If group, outdoor or exercise in general is not necessarily your thing, a little dance party never killed nobody and it may just be the solution for you. Dance and flail around your room, dorm or apartment to whatever helps you let go easiest. Have roommates looking to escape their own worries? Invite them in! The more, the merrier and the better you’ll feel once you’re worn out from throwing some wild shapes. Need some tune recommendations? Look no further and keep reading.
Turn It Up, Tune It Out
As part of your heartbreak survival guide, tune out the world and let the words of some of your favorite musicians guide your emotions rather than whatever is currently hurting. Adele, Sam Smith, Taylor Swift and so many more have been where you are and have turned it into music that you can vibe with and wallow in for a little while. Make a playlist for yourself or for a loved one full of songs about loss and hurt, but also about the growth that comes with that pain. Whether the songs are more “heavily cry your heart out” or “I hate you and anything that breathes in your direction,” curate and create a playlist that works for you and helps be the soundtrack of your journey.
If you lack the inspiration (or motivation) to make a playlist yourself, there are premade lists on different music-streaming platforms or if that doesn’t work, enjoy this playlist from yours truly.
Treat Yo Self and Get It Out of Your Hair — Literally
Change is difficult for anyone, but let this change spur a positive and bold change in you — or on you. Ever had the hesitant thought of chopping all your hair off, getting bangs or dying it hot pink, but never had the nerve to go through with it? This is your chance to flip a new page and redefine an era of your life with an #iconic look of your own. If the Great Chop of 2019 is not your cup of tea, experiment to a lesser degree with a bold new lipstick or eyeliner trick even more subtle.

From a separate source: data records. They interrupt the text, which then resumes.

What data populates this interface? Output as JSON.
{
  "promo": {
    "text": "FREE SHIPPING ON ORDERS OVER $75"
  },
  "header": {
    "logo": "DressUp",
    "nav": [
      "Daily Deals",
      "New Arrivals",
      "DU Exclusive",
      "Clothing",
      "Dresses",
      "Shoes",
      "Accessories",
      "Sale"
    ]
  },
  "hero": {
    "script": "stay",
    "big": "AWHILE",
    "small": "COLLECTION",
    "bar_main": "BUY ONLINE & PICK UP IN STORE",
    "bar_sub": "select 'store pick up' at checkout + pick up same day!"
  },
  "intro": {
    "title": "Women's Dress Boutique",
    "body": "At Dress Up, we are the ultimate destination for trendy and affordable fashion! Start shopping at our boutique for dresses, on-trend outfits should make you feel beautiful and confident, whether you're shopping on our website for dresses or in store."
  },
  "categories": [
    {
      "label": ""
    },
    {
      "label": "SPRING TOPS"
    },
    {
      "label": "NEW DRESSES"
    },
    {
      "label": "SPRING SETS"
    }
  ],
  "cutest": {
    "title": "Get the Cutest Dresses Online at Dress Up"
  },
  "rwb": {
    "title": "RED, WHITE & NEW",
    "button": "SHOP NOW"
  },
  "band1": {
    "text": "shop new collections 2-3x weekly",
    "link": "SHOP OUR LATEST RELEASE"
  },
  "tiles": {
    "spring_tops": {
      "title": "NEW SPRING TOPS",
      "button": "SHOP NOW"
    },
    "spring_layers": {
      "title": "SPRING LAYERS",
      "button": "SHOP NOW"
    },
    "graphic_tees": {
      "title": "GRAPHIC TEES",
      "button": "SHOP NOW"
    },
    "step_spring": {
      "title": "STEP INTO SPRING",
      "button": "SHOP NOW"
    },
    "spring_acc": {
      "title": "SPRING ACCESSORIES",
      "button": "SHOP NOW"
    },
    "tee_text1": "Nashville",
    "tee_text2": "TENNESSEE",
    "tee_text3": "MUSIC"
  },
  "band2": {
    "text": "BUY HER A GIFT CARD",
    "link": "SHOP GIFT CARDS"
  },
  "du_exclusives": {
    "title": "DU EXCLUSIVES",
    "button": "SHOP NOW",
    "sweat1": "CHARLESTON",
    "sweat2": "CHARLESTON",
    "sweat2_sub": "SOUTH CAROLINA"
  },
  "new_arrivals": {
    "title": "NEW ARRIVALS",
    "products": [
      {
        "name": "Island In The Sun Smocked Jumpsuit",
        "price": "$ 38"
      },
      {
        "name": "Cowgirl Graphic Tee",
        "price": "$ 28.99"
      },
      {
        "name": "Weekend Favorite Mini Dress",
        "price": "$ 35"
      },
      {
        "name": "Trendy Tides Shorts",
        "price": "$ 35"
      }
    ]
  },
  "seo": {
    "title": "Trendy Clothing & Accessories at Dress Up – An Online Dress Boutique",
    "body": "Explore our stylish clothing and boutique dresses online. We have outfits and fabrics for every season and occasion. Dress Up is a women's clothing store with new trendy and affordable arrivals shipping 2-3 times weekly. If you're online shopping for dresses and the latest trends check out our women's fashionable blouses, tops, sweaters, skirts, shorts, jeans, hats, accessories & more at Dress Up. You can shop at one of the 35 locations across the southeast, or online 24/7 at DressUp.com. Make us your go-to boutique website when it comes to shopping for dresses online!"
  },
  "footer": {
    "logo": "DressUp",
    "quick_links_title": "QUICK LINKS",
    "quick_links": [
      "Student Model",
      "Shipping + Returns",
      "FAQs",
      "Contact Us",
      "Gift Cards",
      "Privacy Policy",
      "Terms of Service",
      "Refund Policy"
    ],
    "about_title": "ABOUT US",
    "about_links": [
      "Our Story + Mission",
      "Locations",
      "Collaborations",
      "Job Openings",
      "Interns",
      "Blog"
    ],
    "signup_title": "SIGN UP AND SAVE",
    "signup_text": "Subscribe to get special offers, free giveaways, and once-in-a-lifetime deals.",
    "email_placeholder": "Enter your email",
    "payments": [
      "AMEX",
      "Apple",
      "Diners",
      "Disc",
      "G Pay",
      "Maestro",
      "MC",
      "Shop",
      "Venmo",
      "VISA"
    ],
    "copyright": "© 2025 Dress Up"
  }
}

If you take away anything from these tips, it should be that taking care of your mental and physical well-being should be at the forefront of helping you work through the emotions. This healing comes in all shapes and price points, whether it be a facemask made from scratch or finally making that impulse purchase you’ve been eyeing while online window shopping. The key is to make a decision based on what you can assess will positively impact your mood and help you get through this rough patch.
As much as we don’t want to feel or experience heartbreak, it’s inevitable and not here for one-night only. Remember: it’s supposed to hurt, that’s how you know it meant something. Your feelings matter and so do you and your loved ones: take care of one another and allow yourself to be in this moment in order to move forward. Don’t forget that this will all pass as time progresses and future you can look back on this experience as a learning curve and opportunity for growth. Change can hurt (a lot) but it is also beautiful and a welcome step on the path to becoming the person you want, and deserve, to be.